Grand pronouncements are tricky but they’re tons of fun, aren’t they, and maybe it’s because I’ve finally gotten around to picking up Jonathan Franzen’s The Corrections, which seems full of grand pronouncements or at least the promise of them, but last night, listening to John le Carré on Fresh Air talk about where he thinks we are in modern Western history (in relation to the early Cold War days), this struck me as truthful and a lot sad, too:
“Back then, we had a clear philosophy which we thought we were protecting, and it was a notion of the West. It was a notion of individual freedom, of inclusiveness, of tolerance. All of that we called anti-communism. That was really a broad brush. Because there were plenty of innocent people living in communist countries who weren’t as bad as one might suppose. But now, today, this present time in which these matters are being reconsidered, we seem to have no direction. We seem to be joined by nothing very much except fear and bewilderment about what the future holds. We have no coherent idealogy in the West. We used to believe in the great American example. I think that’s recently been profoundly underminded for us. We’re alone.”
He’s talking more or less about England, but he’s also talking about the postwar Western idea, of, essentially, liberalism, too. Really big picture stuff. Maybe I need to stop trying to make sense of Trump and Brexit fourteen times a day. It’s happened, and likely it was happening for many years. The backlash against the idea of helping each other, of being on the same team. Now, it’s: fuck you, Belgium, fuck you, Sweden (but, you know, hi, Russia). It all makes me so sad.

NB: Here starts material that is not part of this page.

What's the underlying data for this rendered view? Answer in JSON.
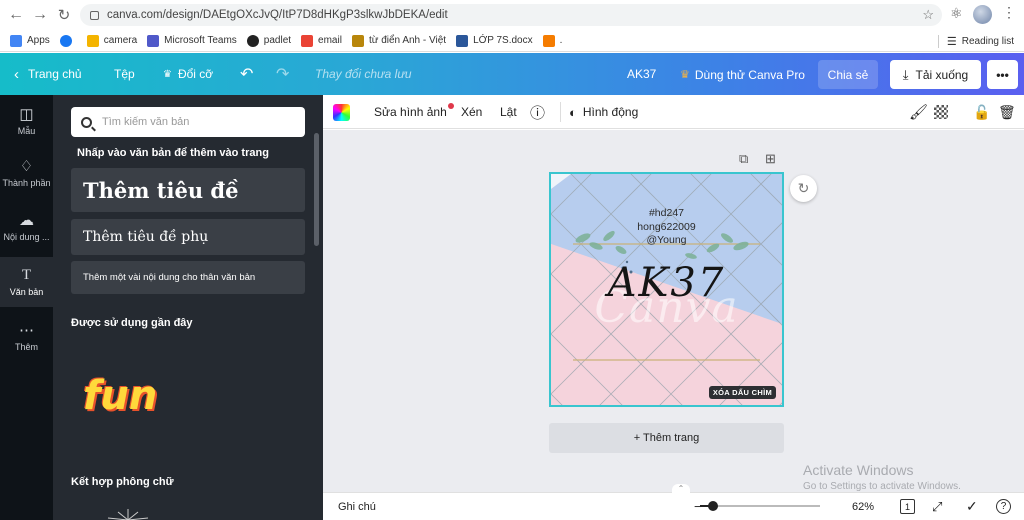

The Corrections really is very good so far, though. I know that’s not groundbreaking news. I don’t know why I put it off for so long. The size of it, maybe, and the foreboding sense I get with books that I know are going to be deep dives into sad, anxious families. But it’s a sprawling beautiful mess, too, and those are good. We need more of those.